YOUR OBJECTIVE
For each entry below, output it exactly as it stands.

EXERCISE MATERIALS
- Opening Delimiter -

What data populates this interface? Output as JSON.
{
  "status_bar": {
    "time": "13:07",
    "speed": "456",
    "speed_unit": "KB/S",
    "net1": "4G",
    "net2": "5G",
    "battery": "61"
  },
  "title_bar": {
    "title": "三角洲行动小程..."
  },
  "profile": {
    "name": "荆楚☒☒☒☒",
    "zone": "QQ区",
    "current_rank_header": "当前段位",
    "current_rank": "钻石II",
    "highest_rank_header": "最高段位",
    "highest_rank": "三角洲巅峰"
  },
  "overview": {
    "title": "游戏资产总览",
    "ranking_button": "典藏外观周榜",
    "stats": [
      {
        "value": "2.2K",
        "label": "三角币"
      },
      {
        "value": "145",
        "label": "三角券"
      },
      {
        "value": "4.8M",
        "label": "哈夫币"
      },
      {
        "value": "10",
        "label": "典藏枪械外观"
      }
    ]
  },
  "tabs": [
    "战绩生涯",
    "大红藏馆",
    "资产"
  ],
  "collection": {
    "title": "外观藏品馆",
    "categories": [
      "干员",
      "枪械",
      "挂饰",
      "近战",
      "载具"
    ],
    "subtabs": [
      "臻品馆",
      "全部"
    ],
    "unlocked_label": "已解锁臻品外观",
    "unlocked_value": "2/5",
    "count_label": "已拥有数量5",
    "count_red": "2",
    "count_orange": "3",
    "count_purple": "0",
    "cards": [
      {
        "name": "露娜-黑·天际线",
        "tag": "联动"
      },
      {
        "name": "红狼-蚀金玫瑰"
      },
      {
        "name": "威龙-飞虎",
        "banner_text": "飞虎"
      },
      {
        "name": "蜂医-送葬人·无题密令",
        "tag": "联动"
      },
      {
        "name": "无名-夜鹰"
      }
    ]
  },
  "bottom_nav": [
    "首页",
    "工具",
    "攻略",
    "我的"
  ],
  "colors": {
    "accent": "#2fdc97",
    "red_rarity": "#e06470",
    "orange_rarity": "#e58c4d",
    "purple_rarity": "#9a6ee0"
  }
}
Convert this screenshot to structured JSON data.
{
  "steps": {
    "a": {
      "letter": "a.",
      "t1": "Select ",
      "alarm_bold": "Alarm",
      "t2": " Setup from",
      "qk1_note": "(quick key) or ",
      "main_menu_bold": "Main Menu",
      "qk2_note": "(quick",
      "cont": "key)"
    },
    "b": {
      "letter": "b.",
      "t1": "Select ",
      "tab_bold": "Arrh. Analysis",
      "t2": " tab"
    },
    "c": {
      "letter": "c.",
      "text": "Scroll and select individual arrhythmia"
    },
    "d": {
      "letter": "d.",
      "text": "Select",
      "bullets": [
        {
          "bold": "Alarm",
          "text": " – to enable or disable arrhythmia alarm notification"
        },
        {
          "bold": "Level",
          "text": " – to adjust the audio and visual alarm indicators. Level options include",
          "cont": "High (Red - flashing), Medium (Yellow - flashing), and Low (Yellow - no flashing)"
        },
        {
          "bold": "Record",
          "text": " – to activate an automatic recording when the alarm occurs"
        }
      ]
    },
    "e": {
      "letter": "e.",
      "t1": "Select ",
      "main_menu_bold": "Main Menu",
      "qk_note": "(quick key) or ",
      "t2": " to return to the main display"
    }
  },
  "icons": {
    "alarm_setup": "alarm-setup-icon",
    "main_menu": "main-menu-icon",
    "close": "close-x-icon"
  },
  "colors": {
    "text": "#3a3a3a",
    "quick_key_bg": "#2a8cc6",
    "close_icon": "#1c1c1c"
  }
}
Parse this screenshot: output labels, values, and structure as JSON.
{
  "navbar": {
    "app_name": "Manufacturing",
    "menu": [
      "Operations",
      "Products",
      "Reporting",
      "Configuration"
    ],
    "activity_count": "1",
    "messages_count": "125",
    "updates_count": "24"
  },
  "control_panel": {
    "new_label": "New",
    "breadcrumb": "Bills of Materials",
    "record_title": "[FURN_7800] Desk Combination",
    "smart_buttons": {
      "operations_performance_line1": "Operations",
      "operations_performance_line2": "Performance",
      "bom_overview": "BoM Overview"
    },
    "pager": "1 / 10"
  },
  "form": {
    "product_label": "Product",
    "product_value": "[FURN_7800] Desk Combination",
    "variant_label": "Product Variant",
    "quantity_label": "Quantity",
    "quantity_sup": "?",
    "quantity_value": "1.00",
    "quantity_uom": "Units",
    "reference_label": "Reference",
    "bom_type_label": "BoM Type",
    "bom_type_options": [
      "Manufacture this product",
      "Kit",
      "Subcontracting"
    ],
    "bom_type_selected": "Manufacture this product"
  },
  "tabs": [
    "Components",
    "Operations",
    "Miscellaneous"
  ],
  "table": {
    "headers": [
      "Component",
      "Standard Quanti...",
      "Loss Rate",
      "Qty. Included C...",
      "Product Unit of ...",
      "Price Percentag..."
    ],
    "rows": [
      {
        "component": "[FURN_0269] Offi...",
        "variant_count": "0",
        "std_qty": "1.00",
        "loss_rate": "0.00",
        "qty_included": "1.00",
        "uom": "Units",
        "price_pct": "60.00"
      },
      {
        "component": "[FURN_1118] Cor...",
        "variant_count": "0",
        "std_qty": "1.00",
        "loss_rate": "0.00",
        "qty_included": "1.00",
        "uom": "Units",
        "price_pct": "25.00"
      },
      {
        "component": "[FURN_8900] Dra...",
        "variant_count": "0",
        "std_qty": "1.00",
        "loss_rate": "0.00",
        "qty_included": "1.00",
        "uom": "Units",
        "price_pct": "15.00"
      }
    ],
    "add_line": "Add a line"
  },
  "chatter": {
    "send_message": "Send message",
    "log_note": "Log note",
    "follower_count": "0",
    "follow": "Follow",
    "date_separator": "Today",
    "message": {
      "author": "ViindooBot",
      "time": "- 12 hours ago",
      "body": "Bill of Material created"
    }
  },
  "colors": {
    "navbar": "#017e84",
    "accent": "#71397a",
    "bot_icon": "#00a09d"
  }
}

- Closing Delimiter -

TASK RESULT
What data populates this interface? Output as JSON.
{
  "status_bar": {
    "time": "13:07",
    "speed": "456",
    "speed_unit": "KB/S",
    "net1": "4G",
    "net2": "5G",
    "battery": "61"
  },
  "title_bar": {
    "title": "三角洲行动小程..."
  },
  "profile": {
    "name": "荆楚☒☒☒☒",
    "zone": "QQ区",
    "current_rank_header": "当前段位",
    "current_rank": "钻石II",
    "highest_rank_header": "最高段位",
    "highest_rank": "三角洲巅峰"
  },
  "overview": {
    "title": "游戏资产总览",
    "ranking_button": "典藏外观周榜",
    "stats": [
      {
        "value": "2.2K",
        "label": "三角币"
      },
      {
        "value": "145",
        "label": "三角券"
      },
      {
        "value": "4.8M",
        "label": "哈夫币"
      },
      {
        "value": "10",
        "label": "典藏枪械外观"
      }
    ]
  },
  "tabs": [
    "战绩生涯",
    "大红藏馆",
    "资产"
  ],
  "collection": {
    "title": "外观藏品馆",
    "categories": [
      "干员",
      "枪械",
      "挂饰",
      "近战",
      "载具"
    ],
    "subtabs": [
      "臻品馆",
      "全部"
    ],
    "unlocked_label": "已解锁臻品外观",
    "unlocked_value": "2/5",
    "count_label": "已拥有数量5",
    "count_red": "2",
    "count_orange": "3",
    "count_purple": "0",
    "cards": [
      {
        "name": "露娜-黑·天际线",
        "tag": "联动"
      },
      {
        "name": "红狼-蚀金玫瑰"
      },
      {
        "name": "威龙-飞虎",
        "banner_text": "飞虎"
      },
      {
        "name": "蜂医-送葬人·无题密令",
        "tag": "联动"
      },
      {
        "name": "无名-夜鹰"
      }
    ]
  },
  "bottom_nav": [
    "首页",
    "工具",
    "攻略",
    "我的"
  ],
  "colors": {
    "accent": "#2fdc97",
    "red_rarity": "#e06470",
    "orange_rarity": "#e58c4d",
    "purple_rarity": "#9a6ee0"
  }
}
Convert this screenshot to structured JSON data.
{
  "steps": {
    "a": {
      "letter": "a.",
      "t1": "Select ",
      "alarm_bold": "Alarm",
      "t2": " Setup from",
      "qk1_note": "(quick key) or ",
      "main_menu_bold": "Main Menu",
      "qk2_note": "(quick",
      "cont": "key)"
    },
    "b": {
      "letter": "b.",
      "t1": "Select ",
      "tab_bold": "Arrh. Analysis",
      "t2": " tab"
    },
    "c": {
      "letter": "c.",
      "text": "Scroll and select individual arrhythmia"
    },
    "d": {
      "letter": "d.",
      "text": "Select",
      "bullets": [
        {
          "bold": "Alarm",
          "text": " – to enable or disable arrhythmia alarm notification"
        },
        {
          "bold": "Level",
          "text": " – to adjust the audio and visual alarm indicators. Level options include",
          "cont": "High (Red - flashing), Medium (Yellow - flashing), and Low (Yellow - no flashing)"
        },
        {
          "bold": "Record",
          "text": " – to activate an automatic recording when the alarm occurs"
        }
      ]
    },
    "e": {
      "letter": "e.",
      "t1": "Select ",
      "main_menu_bold": "Main Menu",
      "qk_note": "(quick key) or ",
      "t2": " to return to the main display"
    }
  },
  "icons": {
    "alarm_setup": "alarm-setup-icon",
    "main_menu": "main-menu-icon",
    "close": "close-x-icon"
  },
  "colors": {
    "text": "#3a3a3a",
    "quick_key_bg": "#2a8cc6",
    "close_icon": "#1c1c1c"
  }
}
Parse this screenshot: output labels, values, and structure as JSON.
{
  "navbar": {
    "app_name": "Manufacturing",
    "menu": [
      "Operations",
      "Products",
      "Reporting",
      "Configuration"
    ],
    "activity_count": "1",
    "messages_count": "125",
    "updates_count": "24"
  },
  "control_panel": {
    "new_label": "New",
    "breadcrumb": "Bills of Materials",
    "record_title": "[FURN_7800] Desk Combination",
    "smart_buttons": {
      "operations_performance_line1": "Operations",
      "operations_performance_line2": "Performance",
      "bom_overview": "BoM Overview"
    },
    "pager": "1 / 10"
  },
  "form": {
    "product_label": "Product",
    "product_value": "[FURN_7800] Desk Combination",
    "variant_label": "Product Variant",
    "quantity_label": "Quantity",
    "quantity_sup": "?",
    "quantity_value": "1.00",
    "quantity_uom": "Units",
    "reference_label": "Reference",
    "bom_type_label": "BoM Type",
    "bom_type_options": [
      "Manufacture this product",
      "Kit",
      "Subcontracting"
    ],
    "bom_type_selected": "Manufacture this product"
  },
  "tabs": [
    "Components",
    "Operations",
    "Miscellaneous"
  ],
  "table": {
    "headers": [
      "Component",
      "Standard Quanti...",
      "Loss Rate",
      "Qty. Included C...",
      "Product Unit of ...",
      "Price Percentag..."
    ],
    "rows": [
      {
        "component": "[FURN_0269] Offi...",
        "variant_count": "0",
        "std_qty": "1.00",
        "loss_rate": "0.00",
        "qty_included": "1.00",
        "uom": "Units",
        "price_pct": "60.00"
      },
      {
        "component": "[FURN_1118] Cor...",
        "variant_count": "0",
        "std_qty": "1.00",
        "loss_rate": "0.00",
        "qty_included": "1.00",
        "uom": "Units",
        "price_pct": "25.00"
      },
      {
        "component": "[FURN_8900] Dra...",
        "variant_count": "0",
        "std_qty": "1.00",
        "loss_rate": "0.00",
        "qty_included": "1.00",
        "uom": "Units",
        "price_pct": "15.00"
      }
    ],
    "add_line": "Add a line"
  },
  "chatter": {
    "send_message": "Send message",
    "log_note": "Log note",
    "follower_count": "0",
    "follow": "Follow",
    "date_separator": "Today",
    "message": {
      "author": "ViindooBot",
      "time": "- 12 hours ago",
      "body": "Bill of Material created"
    }
  },
  "colors": {
    "navbar": "#017e84",
    "accent": "#71397a",
    "bot_icon": "#00a09d"
  }
}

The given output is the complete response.